    throw new InvalidTransactionException("Invalid payload serialization");
  while (payload.size() < 3) {
  return new TransactionData(payload.get(0), payload.get(1), payload.get(2), signer);

Before we say how exactly the transaction payload will be decoded, let’s look at getStateData. Now, as far as the handler is concerned, it doesn’t matter how the game data is stored. The only thing that matters is that given a game name, the state store is able to give back the correct game data. (In our full XO implementation, the game data is stored in a Merkle-Radix tree.)

private GameData getStateData(String gameName, State stateStore)
    throws InternalError {
  String address = makeGameAddress(gameName);
  String stateEntry = stateStore.get(address);
  if (stateEntry.length() == 0) {
    return new GameData("", "", "", "", "");
  } else {
    try {
      ArrayList<String> data = decodeData(stateEntry, gameName);
      while (data.size() < 5) {
      return new GameData(
        data.get(0), data.get(1), data.get(2), data.get(3), data.get(4));
    } catch (Error e) {
      throw new InternalError("Failed to deserialize game data");

By convention, we’ll store game data at an address obtained from hashing the game name prepended with some constant:

private String makeGameAddress(String gameName) {
  String hashedName = Utils.hash512(gameName.getBytes("UTF-8"));
  return xoNameSpace + hashedName.substring(0, 64);

Finally, we’ll store the game data. To do this, we simply need to encode the updated state of the game and store it back at the address from which it came.

private void storeGameData(String gameName, GameData gameData, State stateStore) {
  String address = makeGameAddress(gameName);

  String encodedGameData = encodeData(gameData)
  ByteString gameByteString = ByteString.copyFromUtf8(encodedGameData);

  Map.Entry<String, ByteString> entry
      = new AbstractMap.SimpleEntry<>(address, gameByteString);

  Collection<Map.Entry<String, ByteString>> addressValues
      = Collections.singletonList(entry);

  Collection<String> addresses = stateStore.set(addressValues);

  if (addresses.size() < 1) {
    throw new InternalError("State Error");

So, how should we encode and decode the data? We have many options in binary encoding schemes; the binary data stored in the validator state is up to the implementer of the handler. In this case, we’ll encode the data as a simple UTF-8 comma-separated value string, but we could use something more sophisticated, BSON.

private ArrayList<String> decodeData(String payload) {
  return new ArrayList<>(Arrays.asList(payload.split(",")))

private String encodeData(GameData gameData) {
  return String.format(
      gameData.gameName, gameData.board, gameData.state,
      gameData.playerOne, gameData.playerTwo);

Implementing Game Play

Game-play functionality can be implemented in different ways. For our implementation, see the playXo function in sawtooth-core/sdk/examples/xo_java/ We choose to represent the board as a string of length 9, with each character in the string representing a space taken by X, a space taken by O, or a free space.

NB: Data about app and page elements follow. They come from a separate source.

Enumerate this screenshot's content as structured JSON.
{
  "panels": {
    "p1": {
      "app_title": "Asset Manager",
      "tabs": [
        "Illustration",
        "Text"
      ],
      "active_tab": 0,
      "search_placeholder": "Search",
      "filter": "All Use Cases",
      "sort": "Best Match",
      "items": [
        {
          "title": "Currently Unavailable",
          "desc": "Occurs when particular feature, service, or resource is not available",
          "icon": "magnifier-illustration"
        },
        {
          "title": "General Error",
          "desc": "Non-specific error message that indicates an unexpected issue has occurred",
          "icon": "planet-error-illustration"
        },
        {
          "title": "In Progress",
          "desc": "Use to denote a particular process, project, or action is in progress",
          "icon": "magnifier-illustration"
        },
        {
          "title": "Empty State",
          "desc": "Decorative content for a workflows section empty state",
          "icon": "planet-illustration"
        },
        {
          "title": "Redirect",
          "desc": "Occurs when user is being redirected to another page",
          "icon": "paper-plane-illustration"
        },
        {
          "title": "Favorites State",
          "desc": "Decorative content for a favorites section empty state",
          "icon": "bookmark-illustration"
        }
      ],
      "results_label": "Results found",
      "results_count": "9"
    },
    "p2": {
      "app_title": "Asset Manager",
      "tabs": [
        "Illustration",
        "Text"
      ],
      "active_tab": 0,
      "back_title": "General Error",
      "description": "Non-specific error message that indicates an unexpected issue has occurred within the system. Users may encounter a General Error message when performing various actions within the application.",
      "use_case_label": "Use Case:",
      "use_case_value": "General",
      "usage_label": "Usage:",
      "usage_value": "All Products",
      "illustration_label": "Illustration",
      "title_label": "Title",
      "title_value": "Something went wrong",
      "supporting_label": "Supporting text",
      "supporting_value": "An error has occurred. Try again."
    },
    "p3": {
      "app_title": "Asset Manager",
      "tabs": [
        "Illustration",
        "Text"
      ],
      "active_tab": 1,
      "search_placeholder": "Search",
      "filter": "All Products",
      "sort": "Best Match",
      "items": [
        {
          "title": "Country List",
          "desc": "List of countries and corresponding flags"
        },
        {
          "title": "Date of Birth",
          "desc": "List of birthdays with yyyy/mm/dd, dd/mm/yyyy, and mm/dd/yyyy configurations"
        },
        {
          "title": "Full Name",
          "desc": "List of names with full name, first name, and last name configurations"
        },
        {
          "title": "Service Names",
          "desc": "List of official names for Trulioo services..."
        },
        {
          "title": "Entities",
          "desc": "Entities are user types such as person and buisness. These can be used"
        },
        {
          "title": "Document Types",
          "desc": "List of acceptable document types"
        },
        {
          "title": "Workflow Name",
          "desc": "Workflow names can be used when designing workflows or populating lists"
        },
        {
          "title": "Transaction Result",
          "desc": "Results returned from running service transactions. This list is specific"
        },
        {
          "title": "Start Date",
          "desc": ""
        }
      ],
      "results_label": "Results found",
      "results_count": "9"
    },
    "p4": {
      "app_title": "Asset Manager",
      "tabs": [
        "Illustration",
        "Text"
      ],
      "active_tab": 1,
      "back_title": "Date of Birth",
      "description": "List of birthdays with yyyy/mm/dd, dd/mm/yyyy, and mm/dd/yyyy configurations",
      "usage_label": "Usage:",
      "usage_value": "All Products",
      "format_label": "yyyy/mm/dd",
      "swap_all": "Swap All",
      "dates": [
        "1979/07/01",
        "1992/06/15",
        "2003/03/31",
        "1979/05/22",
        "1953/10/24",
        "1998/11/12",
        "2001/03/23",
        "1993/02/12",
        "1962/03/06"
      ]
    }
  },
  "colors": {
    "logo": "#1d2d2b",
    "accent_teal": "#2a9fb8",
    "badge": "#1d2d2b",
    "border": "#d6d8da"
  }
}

The XoHandler Class

All that’s left to do is set up the XoHandler class and its metadata. The metadata is used to register the transaction processor with a validator by sending it information about what kinds of transactions it can handle.

public class XoHandler implements TransactionHandler {

  private String xoNameSpace;

  public XoHandler() {
    try {
      this.xoNameSpace = Utils.hash512(
        this.transactionFamilyName().getBytes("UTF-8")).substring(0, 6);
    } catch (UnsupportedEncodingException usee) {
      this.xoNameSpace = "";

  public String transactionFamilyName() {
    return "xo";

  public String getVersion() {
    return "1.0";

  public Collection<String> getNameSpaces() {
    ArrayList<String> namespaces = new ArrayList<>();
    return namespaces;